Because I believe it, I want so badly to know it. I cannot imagine wanting to claim the promises of the Lord’s word, to be guided by its advice, to think that what it says is trustworthy and true, and then to be completely indifferent about any opportunity to know it. Joseph Cook said years ago, “Do you know a book that you are willing to put under your head for a pillow when you dying? Very well! That’s the book you want to study when you are living. There is only one such book in the world.” That was his way of saying, “Let’s look into it.”
Not long before his death, John Wesley said, “I am a creature of a day, passing through life as an arrow through the air. A few months hence, I am no more seen. I drop into an unchangeable eternity. I want to know one thing – the way to heaven. God himself has condescended to teach the way. He has written it down in a book.” (Lutzer, p. 202-203). And then he said, “Oh, give me that book.

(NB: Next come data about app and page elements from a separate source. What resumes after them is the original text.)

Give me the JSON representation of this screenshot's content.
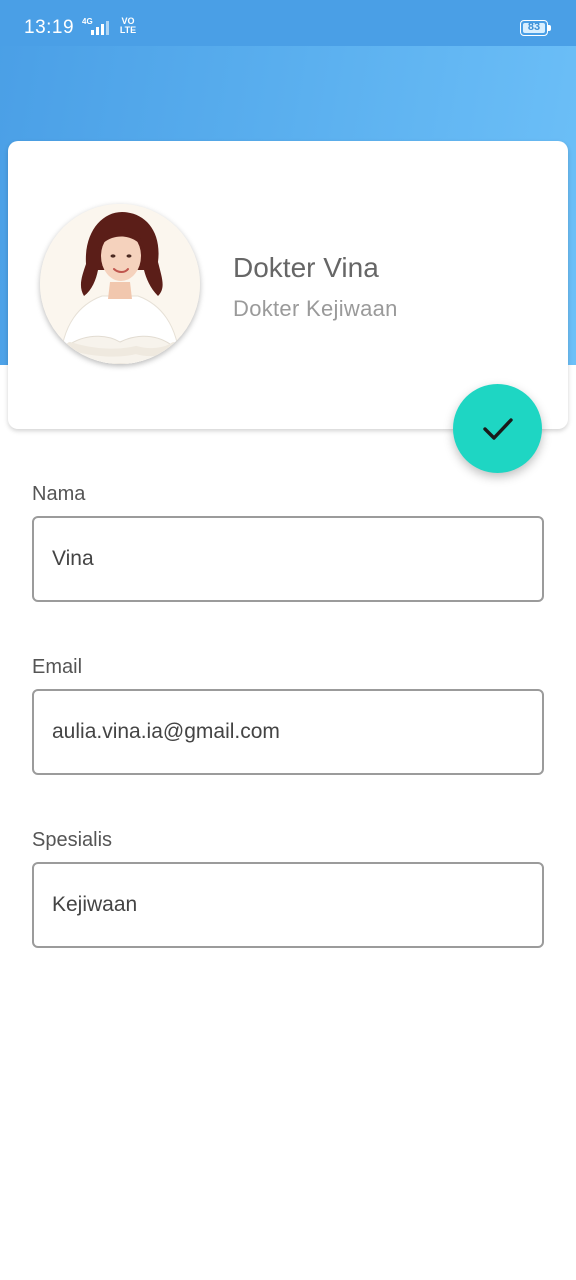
{
  "status_bar": {
    "time": "13:19",
    "network_tag": "4G",
    "volte_top": "VO",
    "volte_bottom": "LTE",
    "battery_level": "83"
  },
  "profile": {
    "name": "Dokter Vina",
    "role": "Dokter Kejiwaan",
    "avatar_icon": "doctor-portrait"
  },
  "save_fab": {
    "icon": "check-icon",
    "color": "#1ed6c3"
  },
  "form": {
    "nama": {
      "label": "Nama",
      "value": "Vina"
    },
    "email": {
      "label": "Email",
      "value": "aulia.vina.ia@gmail.com"
    },
    "spesialis": {
      "label": "Spesialis",
      "value": "Kejiwaan"
    }
  },
  "colors": {
    "header": "#4a9fe6",
    "accent": "#1ed6c3"
  }
}
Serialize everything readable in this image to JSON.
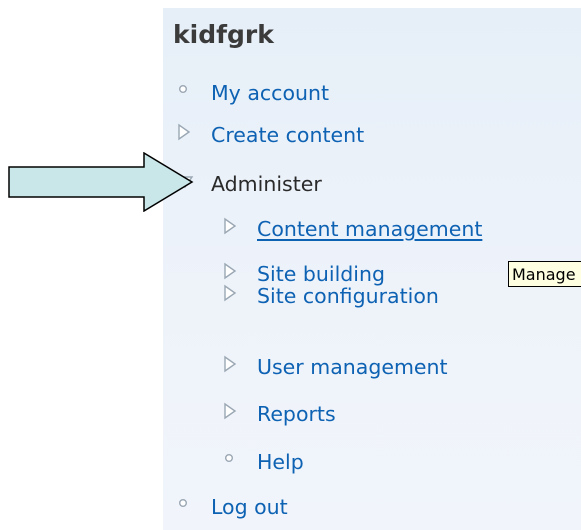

At any price give me that book.” If there is something that will tell us the way to heaven, I want to know it.
Elizabeth Barrett led a life as a child which was pretty much that of an invalid before she married Robert Browning in 1846. In her youth, Elizabeth had been watched over by her tyrannical father, a man who was hard to please, constantly critical and completely overbearing. When she and Robert Browning were married, their wedding was held in secret because of her father’s disapproval. And after the wedding, the Brownings sailed for Italy where they lived the rest of their lives. Even though her parents had disowned her, Elizabeth never gave up on the relationship. Almost weekly she wrote them letters. Not once in all the years did they reply. And after ten years had passed, Elizabeth Barrett Browning received a large box in the mail. Inside she found all her letters. Not one of them had ever even been opened. Today, those letters are among the most beautiful writings in English literature. Had her parents only read a few of them, their relationship with Elizabeth might have been restored. (John Farber, “Unread Letters”). You can see easily, can’t you, the parallel between what God offers us. He has extended his heart to us. He wants us to open our hearts to him, to want to know what his will for us is. Because I believe it, I want so badly to know it.
And, because I believe it, I seek to do what it says. I’m not perfect at it. Are you? But where I fail, it is not because of not wanting to do what God wants me to do. It is because of my weakness as a human being. That is understandable. But not trying to do something which one regards as being the true and trustworthy word of God is not understandable. Revelation 22:7 says, “And behold I am coming soon. Blessed is the one who keeps the words of this book.” “Keeping” here does not mean that I will put mine on the shelf and nothing ever bothers it. It means doing it in everyday life, of course. It means seeking to let the Lord’s direction be the manner of my life.
And, because I believe it, I want badly to share it. I would like to see you regard these words as trustworthy and true and worthy of full acceptance. I regard it as my high privilege to stand up before people and to say to them in the words of this same chapter, “The spirit and the bride say come. Let the one who hears say come. Let the one who is thirsty come. Let the one who desires take the water of life freely.” I would like to share it, not to build up the numbers of a group, not to feel like I have won an argument, but I want to see people drink of the water of life and then enjoy the blessings that come.
Paul and John are not the only writers who emphasize this thought of the trustworthiness of God’s will. Peter in 2 Peter 1:9 in his last writing says that this is like a star that you would do well to pay heed to, to pay attention to. And James says in James 1:25 that the one who looks into the perfect law of liberty and then does it is a person who will be blessed in his doing. These words are true, worthy of full acceptance.
Do you believe that or are you standing on sand wondering why the ground is washing out from under your feet? We encourage you this morning. If you need to come and take of the water of life freely, either in being baptized into Christ or returning to your first love and if we can help you with it, won’t you let it be known this morning while we stand and sing together?